Identity Crisis

Identity Crisis

By: Linda Yu

I’m sitting at my table in the living room, which is covered with a mess of different colored sticky notes, mugs filled with writing utensils, and other really random objects: a hat, a bag of good luck charms, some old photos, a mini Chinese tiger toy, a gymnastics medal, a box of Clorox wipes. I have my sketchbook in front of me, which has three stickers on it: three birds with some Japanese words which I can’t read, an outline of my favorite anime character, and one with the words “we learn not for school but for Linda” which I made on the vinyl cutter one time at Case.

My sketchbook is the place where I pour out my heart and soul, but today when I look at it, I feel a twinge of discomfort. I feel a little like a traitor for having Japanese instead of Chinese words on an object so close to my heart.

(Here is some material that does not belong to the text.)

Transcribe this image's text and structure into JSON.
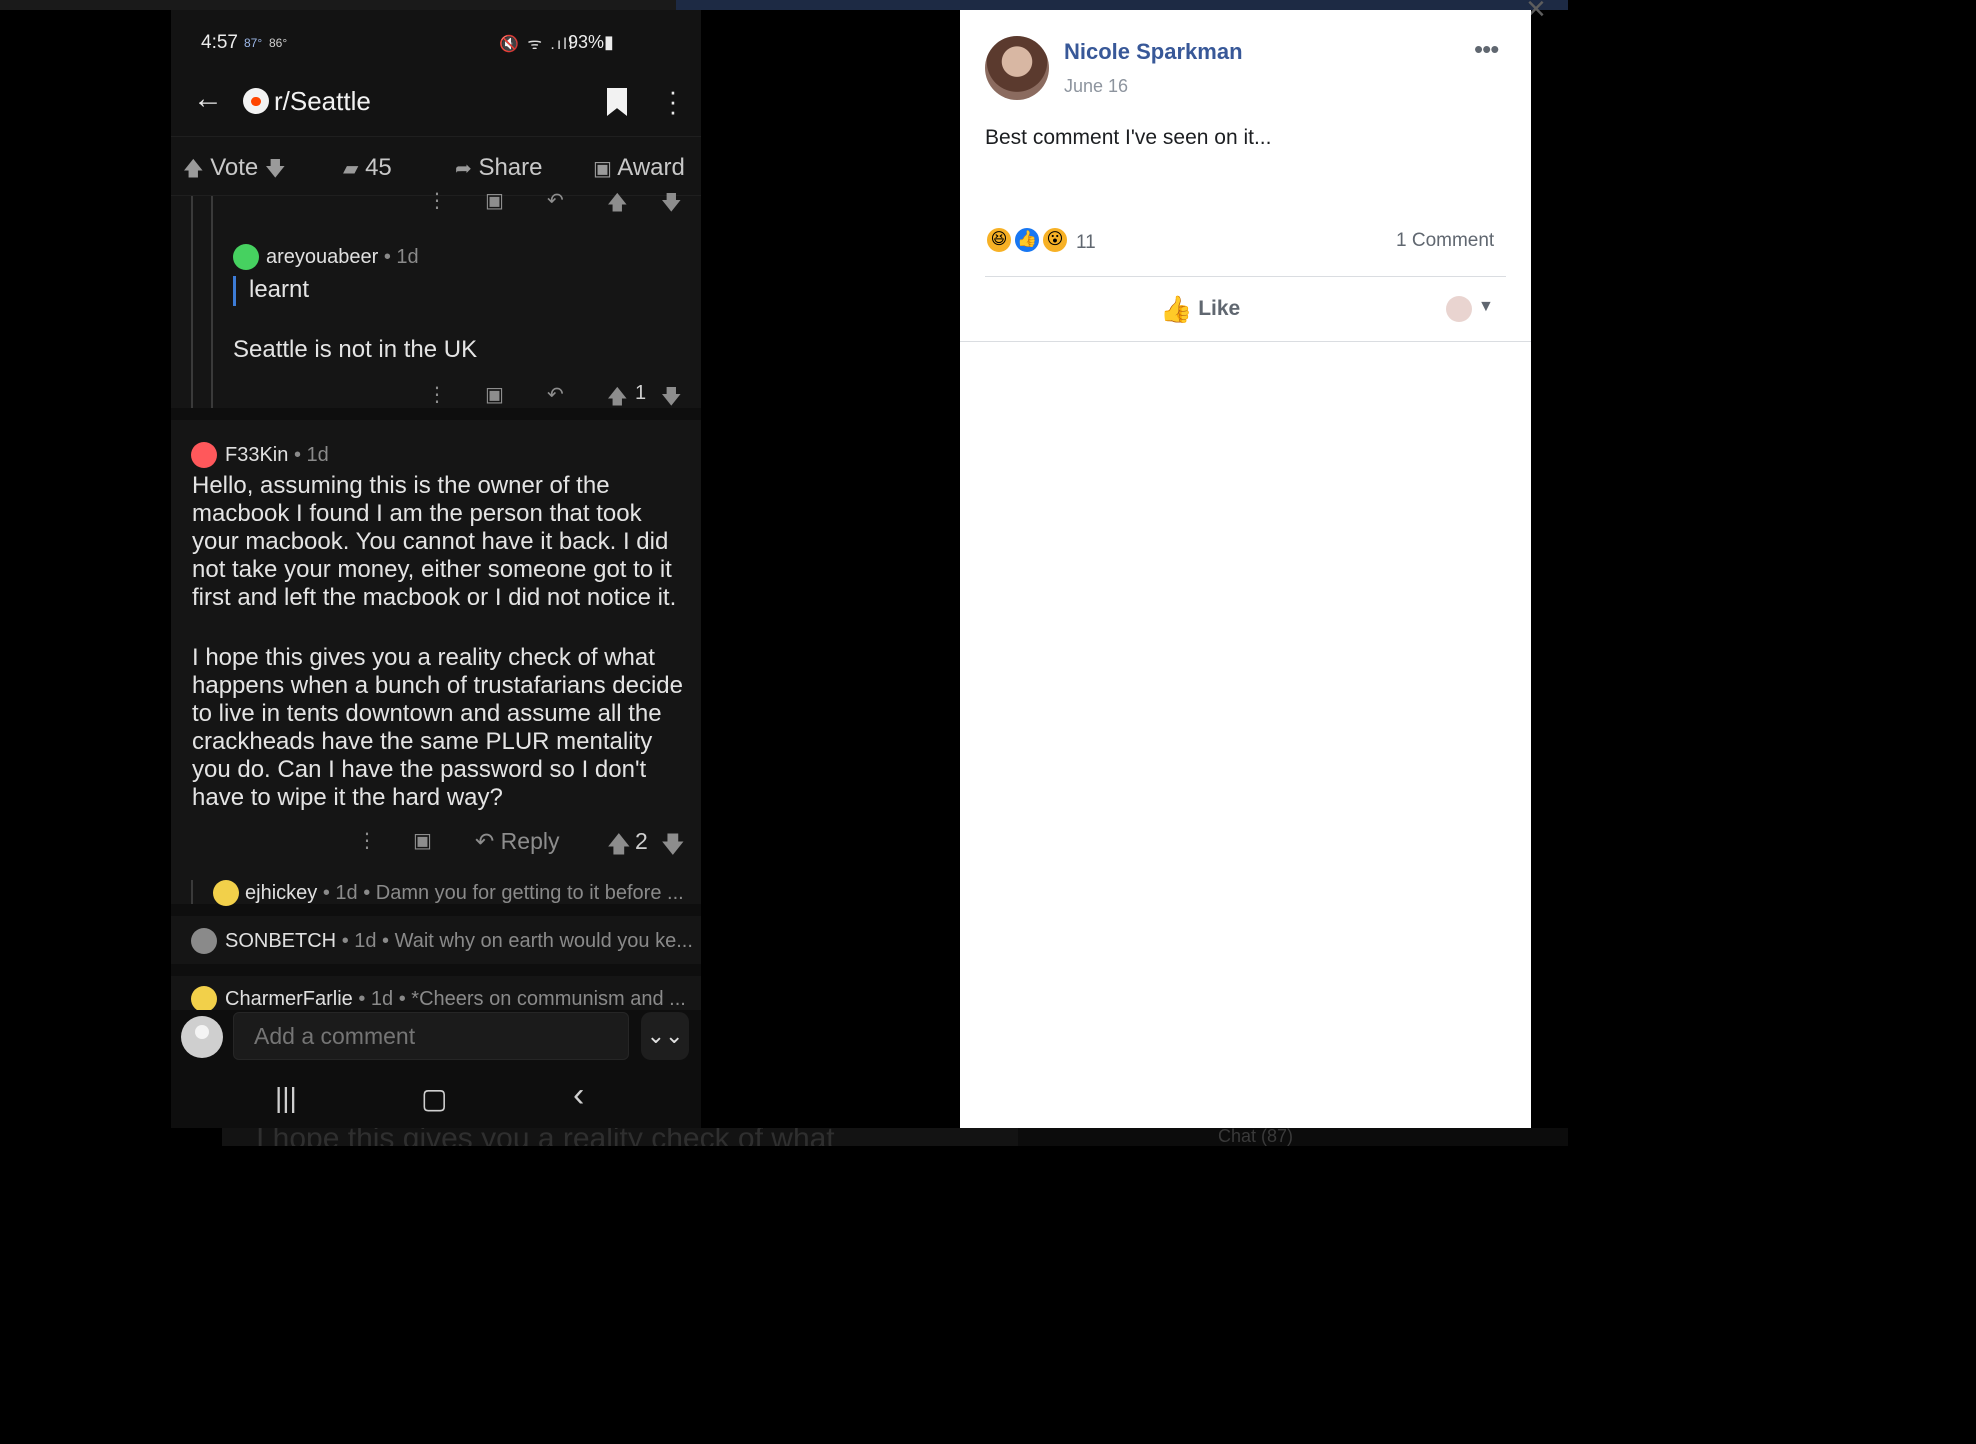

Some people would lump all Asians together and say it doesn’t matter, just round to the nearest continent. Others would call me a banana, white on the inside, yellow on the outside, (fun fact: the scientific name for banana means “fruit of the wise man,” which seems fitting given the stereotype) which reminds me that I’m better at texting in my native language than I am at actually writing it (#byelingual). And I’m concerned because I heard some kids talking about how they would put “white” instead of “Asian” when they fill in the “race” bubble. I don’t mind saying my last name the American way, because I can make more puns that way. I don’t even know what I’m thinking about right now. And just like this, another quarter-life identity crisis progresses.

I start feeling tension in my temples, I wander around the kitchen eating Ritz crackers, I click my pen a million times, and I end up opening my sketchbook and frantically drawing, hoping that whatever I draw will somehow resolve all my doubts. I sketch out half a face, I add half a head of hair. I draw lips. What’s the point of having an identity if it keeps changing? I shade in half a T-shirt, then another half of a different shirt. I draw boba tea on one side, a Starbucks latte on the other. My favorite flavor is matcha.

After drawing for a while, I calm down. I have a nice conversation with myself:

“Who am I?”

“I’m just me!”

And that’s that, at least until the next identity crisis.